Star Wars Battlefront doesn't provide anything we haven't seen already so I'll wrap up the benchmarks here and check out the card's power consumption and operating temperatures...
Besides thinking that it would run warmer and louder than most GTX 1070s, I wasn't sure what to expect from the Katana's performance in this category so I was pleasantly surprised by the card's 82 degree result, which was a degree under the Founders Edition card despite providing slightly better performance. Of note, the card wasn't too noisy out of the box but maintaining that 82 degrees after our overclock required us to increase the fan speed to a pretty loud setting.
For those wondering, I checked surface temperatures with an infrared heat gun and found the shroud towards the center of the card to be a surprisingly cool 44 degrees. The outlet where the hot air exits the card hit a 56 degrees.
When it came to power consumption, the Katana used only slightly more than the Founders Edition model and even once overclocked it still pulled less power than custom board partner cards out of the box.
There you have it: a single-slot graphics card that still gets the job done, offering a bit more performance than Nvidia's Founders Edition GTX 1070 while running a degree cooler and occupying one less expansion slot.
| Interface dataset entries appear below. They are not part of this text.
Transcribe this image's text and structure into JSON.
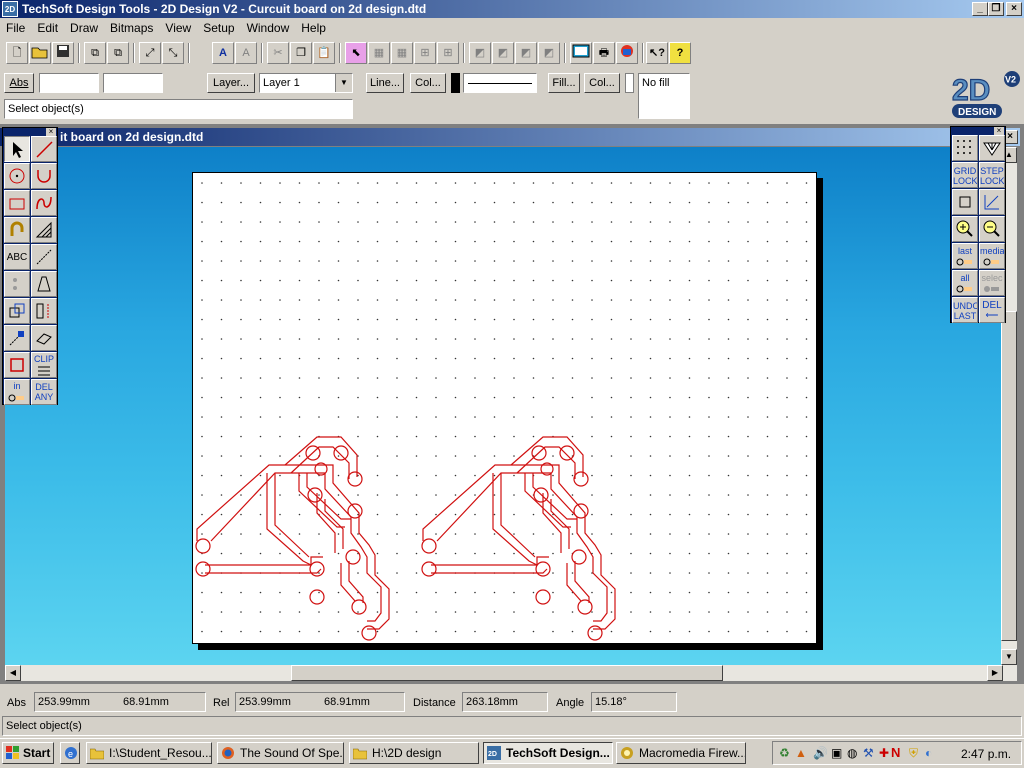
{
  "window": {
    "title": "TechSoft Design Tools - 2D Design V2 - Curcuit board on 2d design.dtd",
    "app_icon": "2D"
  },
  "menu": [
    "File",
    "Edit",
    "Draw",
    "Bitmaps",
    "View",
    "Setup",
    "Window",
    "Help"
  ],
  "toolbar2": {
    "abs_label": "Abs",
    "layer_button": "Layer...",
    "layer_value": "Layer 1",
    "line_button": "Line...",
    "col_button": "Col...",
    "fill_button": "Fill...",
    "col2_button": "Col...",
    "fill_value": "No fill",
    "prompt": "Select object(s)"
  },
  "logo": {
    "big": "2D",
    "version": "V2",
    "sub": "DESIGN"
  },
  "document": {
    "title": "Curcuit board on 2d design.dtd",
    "title_visible": "it board on 2d design.dtd"
  },
  "left_palette": {
    "abc": "ABC",
    "clip": "CLIP",
    "in": "in",
    "del_any_1": "DEL",
    "del_any_2": "ANY"
  },
  "right_palette": {
    "grid_lock_1": "GRID",
    "grid_lock_2": "LOCK",
    "step_lock_1": "STEP",
    "step_lock_2": "LOCK",
    "last": "last",
    "media": "media",
    "all": "all",
    "select": "selec",
    "undo_1": "UNDO",
    "undo_2": "LAST",
    "del": "DEL"
  },
  "status": {
    "abs_label": "Abs",
    "abs_x": "253.99mm",
    "abs_y": "68.91mm",
    "rel_label": "Rel",
    "rel_x": "253.99mm",
    "rel_y": "68.91mm",
    "distance_label": "Distance",
    "distance": "263.18mm",
    "angle_label": "Angle",
    "angle": "15.18°",
    "message": "Select object(s)"
  },
  "taskbar": {
    "start": "Start",
    "tasks": [
      {
        "label": "I:\\Student_Resou...",
        "icon": "folder-icon"
      },
      {
        "label": "The Sound Of Spe...",
        "icon": "firefox-icon"
      },
      {
        "label": "H:\\2D design",
        "icon": "folder-icon"
      },
      {
        "label": "TechSoft Design...",
        "icon": "techsoft-icon",
        "active": true
      },
      {
        "label": "Macromedia Firew...",
        "icon": "fireworks-icon"
      }
    ],
    "clock": "2:47 p.m."
  },
  "colors": {
    "title_active": "#0a246a",
    "canvas_top": "#0e80c8",
    "canvas_bottom": "#5cd4f0",
    "trace": "#d01010"
  }
}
While we are impressed by the Galax GTX 1070 Katana, it's not a total shock to be testing a card of this nature considering they are now cramming GTX 1070 and 1080 GPUs into laptops.
Pricing is currently set at $420 when purchasing directly from Galax's US store, though that won't be easy because it's out of stock. Although the cheapest 1070s are selling for around $370 right now, this is the only single-slot 1070 you'll find, so it's hard to complain about the premium over a standard dual-slot version. Even so, once the Katana's availability improves, its price probably will too.
Overall, I found the card's operating temperature and volume to be acceptable, out of the box performance was great and the card itself looks smart. For those seeking a slim high-end graphics cards, there's simply no better choice -- I guess you could say that's because there is no other choice, so fortunately this one checks out.
Pros: Only occupies one expansion slot and only requires one slot between two Katanas. Runs a bit cooler and faster than the GTX 1070 Founders Edition.
Cons: Operates warmer, louder and a slightly slower than custom dual-slot GTX 1070s. Pricing seems fair but is still $50 more than today's cheapest 1070s.